(Saved data entries)
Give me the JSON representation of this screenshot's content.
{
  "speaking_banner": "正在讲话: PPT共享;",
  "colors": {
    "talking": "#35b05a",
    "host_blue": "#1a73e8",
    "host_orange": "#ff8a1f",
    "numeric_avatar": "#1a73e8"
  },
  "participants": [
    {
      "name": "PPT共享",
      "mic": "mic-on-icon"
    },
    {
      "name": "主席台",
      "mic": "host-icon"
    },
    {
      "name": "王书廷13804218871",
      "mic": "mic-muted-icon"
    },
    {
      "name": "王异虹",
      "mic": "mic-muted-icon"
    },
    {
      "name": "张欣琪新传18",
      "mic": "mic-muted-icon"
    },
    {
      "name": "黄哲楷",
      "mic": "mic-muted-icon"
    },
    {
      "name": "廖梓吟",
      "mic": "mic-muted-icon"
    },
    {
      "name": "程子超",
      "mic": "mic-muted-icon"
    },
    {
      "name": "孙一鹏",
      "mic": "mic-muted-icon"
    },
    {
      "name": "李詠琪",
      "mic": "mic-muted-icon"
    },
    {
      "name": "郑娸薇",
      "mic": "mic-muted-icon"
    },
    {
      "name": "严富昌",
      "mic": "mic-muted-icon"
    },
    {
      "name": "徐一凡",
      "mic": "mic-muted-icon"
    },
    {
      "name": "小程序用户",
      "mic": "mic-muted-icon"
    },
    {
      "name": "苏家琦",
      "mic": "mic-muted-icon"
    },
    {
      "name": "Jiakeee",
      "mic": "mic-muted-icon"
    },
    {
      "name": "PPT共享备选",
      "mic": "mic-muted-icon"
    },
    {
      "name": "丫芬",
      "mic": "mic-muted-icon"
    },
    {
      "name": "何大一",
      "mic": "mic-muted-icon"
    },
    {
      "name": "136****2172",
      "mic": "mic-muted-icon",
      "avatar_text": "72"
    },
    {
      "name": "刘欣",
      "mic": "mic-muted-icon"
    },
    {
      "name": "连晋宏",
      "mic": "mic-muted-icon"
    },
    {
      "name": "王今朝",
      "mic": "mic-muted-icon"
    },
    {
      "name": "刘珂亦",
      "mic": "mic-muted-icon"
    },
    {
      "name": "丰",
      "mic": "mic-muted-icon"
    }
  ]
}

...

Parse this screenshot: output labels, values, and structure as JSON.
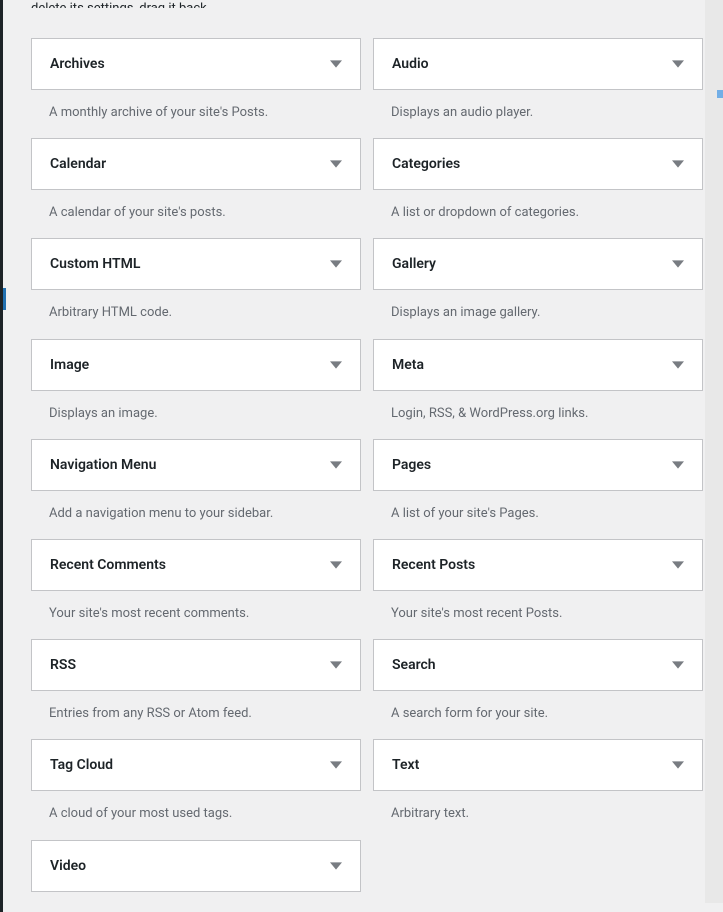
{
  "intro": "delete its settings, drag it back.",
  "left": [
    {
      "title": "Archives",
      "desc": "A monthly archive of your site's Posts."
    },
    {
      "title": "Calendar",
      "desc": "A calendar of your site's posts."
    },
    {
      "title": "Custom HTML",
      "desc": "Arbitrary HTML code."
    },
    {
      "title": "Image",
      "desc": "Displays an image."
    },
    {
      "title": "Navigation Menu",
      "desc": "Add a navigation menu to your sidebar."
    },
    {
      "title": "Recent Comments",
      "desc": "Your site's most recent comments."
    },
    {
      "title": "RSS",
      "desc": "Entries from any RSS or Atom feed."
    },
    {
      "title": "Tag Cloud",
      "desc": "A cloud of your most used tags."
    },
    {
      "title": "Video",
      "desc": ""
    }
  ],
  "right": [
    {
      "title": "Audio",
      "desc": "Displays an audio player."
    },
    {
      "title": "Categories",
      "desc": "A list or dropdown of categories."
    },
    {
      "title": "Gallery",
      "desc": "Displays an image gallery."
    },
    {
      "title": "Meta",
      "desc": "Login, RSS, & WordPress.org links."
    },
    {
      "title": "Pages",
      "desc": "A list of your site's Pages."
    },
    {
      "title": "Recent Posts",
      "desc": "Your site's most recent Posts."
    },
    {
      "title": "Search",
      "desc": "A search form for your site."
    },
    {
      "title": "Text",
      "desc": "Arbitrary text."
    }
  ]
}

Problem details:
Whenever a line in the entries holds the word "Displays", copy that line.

Result for this task:
      "desc": "Displays an image."
      "desc": "Displays an audio player."
      "desc": "Displays an image gallery."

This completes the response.